Foulkes: Yeah, I'm devastated about the state of education I mean, most importantly, for our parents and kids. You look at our test scores, and they are not where they need to be. In the state of Rhode Island, 80 percent of our kids are not meeting their math scores, and 67 percent of our kids are not meeting the English scores. So just very objectively, we're far behind even our neighbor in Massachusetts. And this is what I feel really passionately about.

I don't have all the answers. I think it's a good example of what I do know how to do, which is have great talent, put people around the room. And most importantly, focus on what the critical metrics are, and what are the things we need to keep shining a light on so that we could really make a difference and holding everyone accountable. When I look at what we have done, we have reams and reams of data. But we don't have a simple scorecard of how we're doing. And there's so much that we need to do to invest in our kids and our future. This is not just for them, it's also to have a thriving economy. Businesses need to be able to hire these children as they're graduating and and allow them to prosper and grow. So we're very committed to that. And I think that my experience as an executive would allow me to just approach it differently approach it from the perspective of key metrics, great team and accountability.

Donnis: When you left CVS Health in 2018, it was for a job leading Canadian retailer Hudson Bay Company. News reports indicate your initial compensation was something along the lines of $30 million a year or close to that. People might wonder, can you really relate to the lives of regular Rhode Islanders given that kind of stratospheric compensation? What do you say?

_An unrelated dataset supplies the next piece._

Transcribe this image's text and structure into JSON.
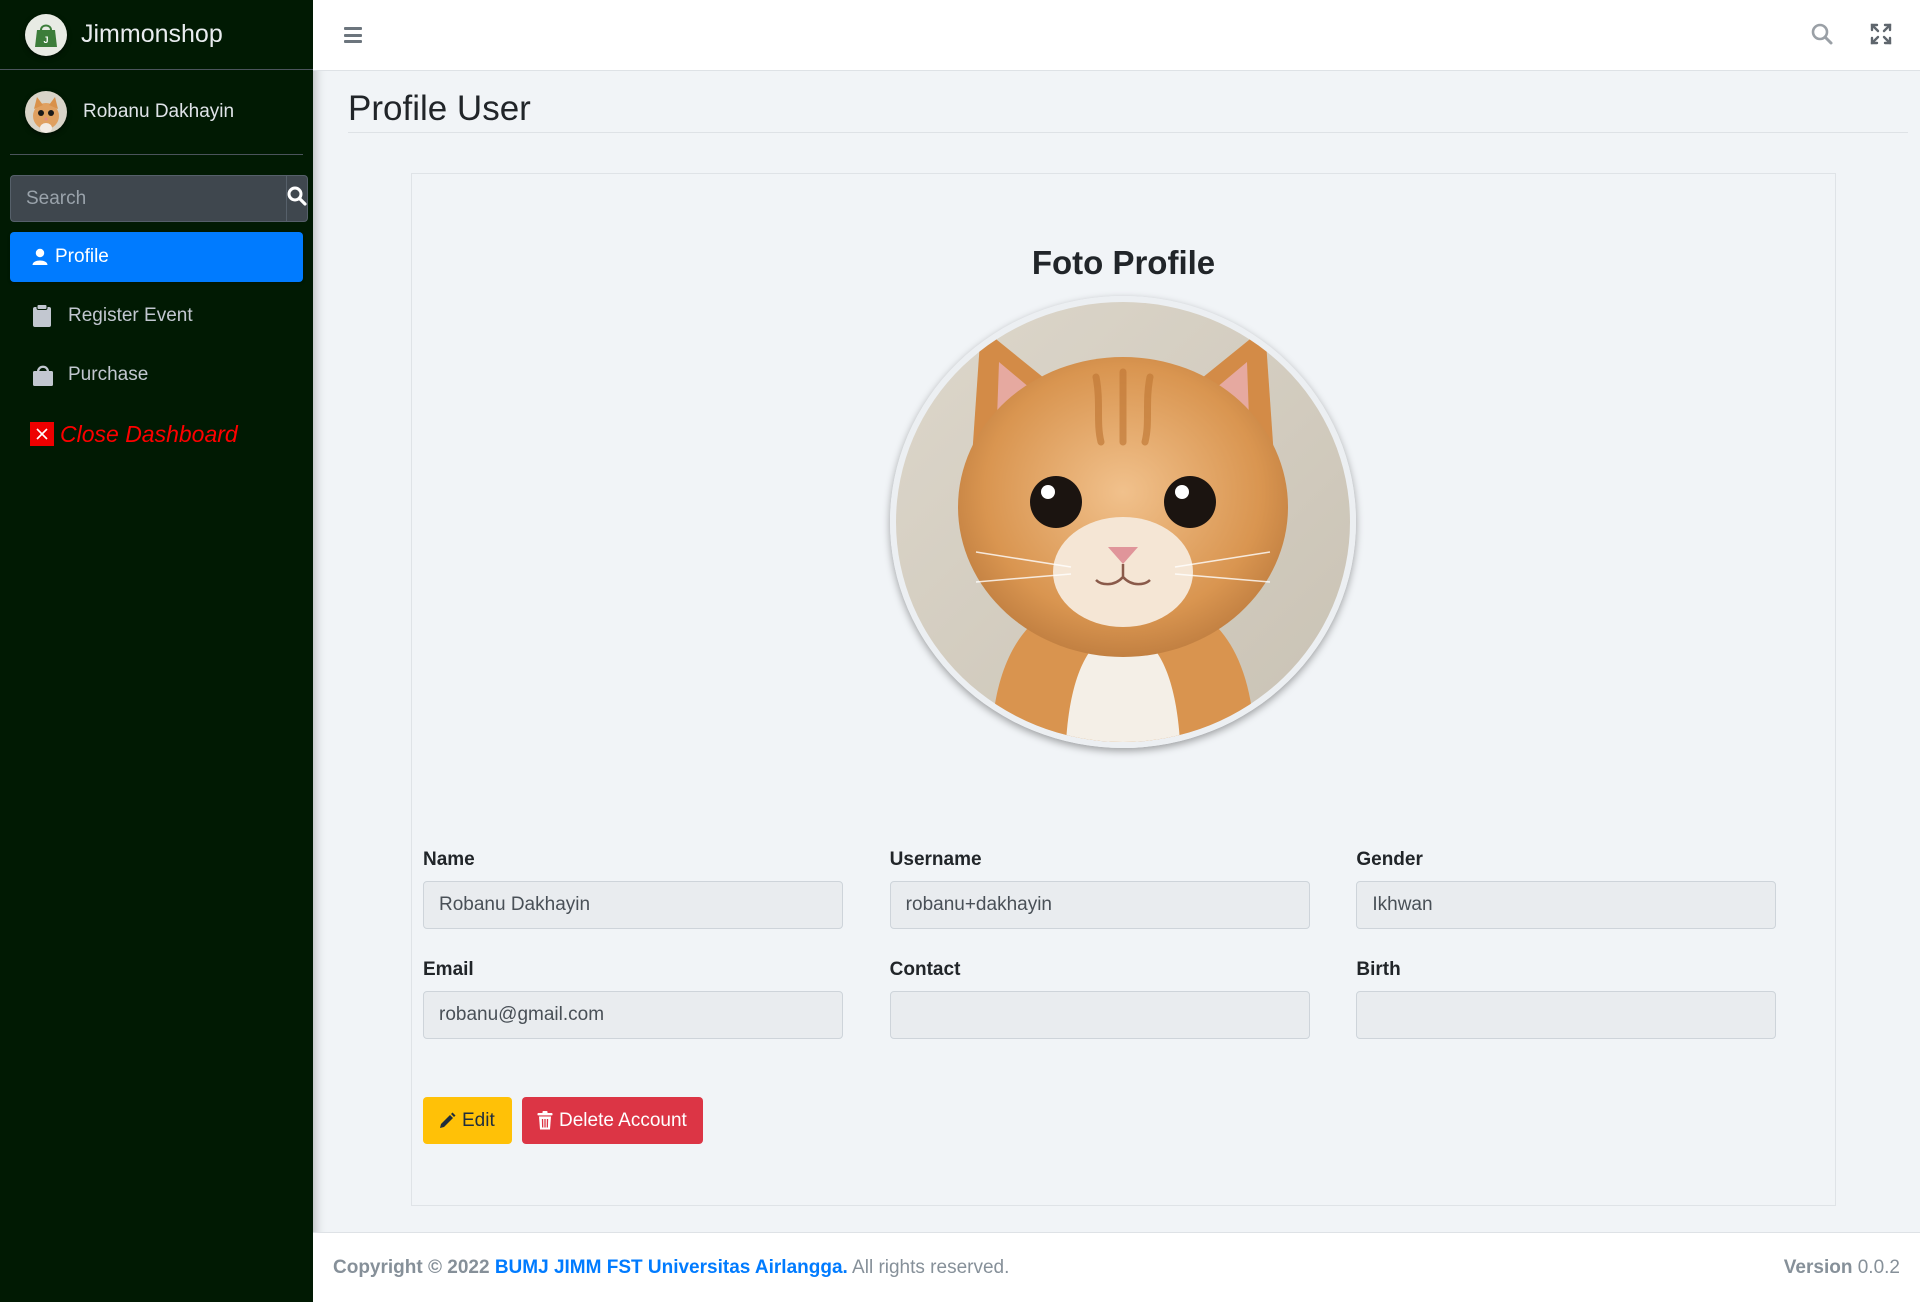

Foulkes: Well, I don't know that the particular numbers are right, but here's what I would say. I started working at CVS in 1992. I had a very mid-level job right out of college. And I, my first job by the way, I was actually in charge of how we laid out our seasonal aisles for Christmas or Easter or beauty. I had many, many jobs over the years at CVS.

But along the way I also had four children, I had four kids, in four and a half years. When my youngest child was just one year old, I found out I had cancer. And I had surgery, and then a few months of real recovery. And it took me a long time to sort of get back on my feet. And at that point in my life, I was not making a lot of money. And my husband and I were working very hard and very worried about our future. It's one of the reasons I'm running, because I realized I was lucky to work for a great company that had where I had health insurance, where I knew I'd have my job when I came back. I had a wonderful boss. And that's what motivates me. And I think when people get to know me, they'll see me as someone who cares deeply about them. And that's why I'm doing this.

Donnis: Helena Foulkes, I've saved the toughest question for last. What is your favorite restaurant in Narragansett or nearby?

Foulkes: Oh, this is very dangerous. It's like when you have four kids, you should never, ever name your favorite. But let me just say last weekend I was at Matunuck Oyster Bar. And it is a fabulous restaurant. I'm sure most of your listeners have been, but if they haven't, they should head on down. It's not only gorgeous, but it is absolutely delicious. And I was there with my husband and my four kids. They're all in their 20s. We were here together all together because of Thanksgiving and we had a really great time.

Ian Donnis can be reached at Follow him on Twitter @IanDon. Sign up here for his weekly RI politics and media newsletter.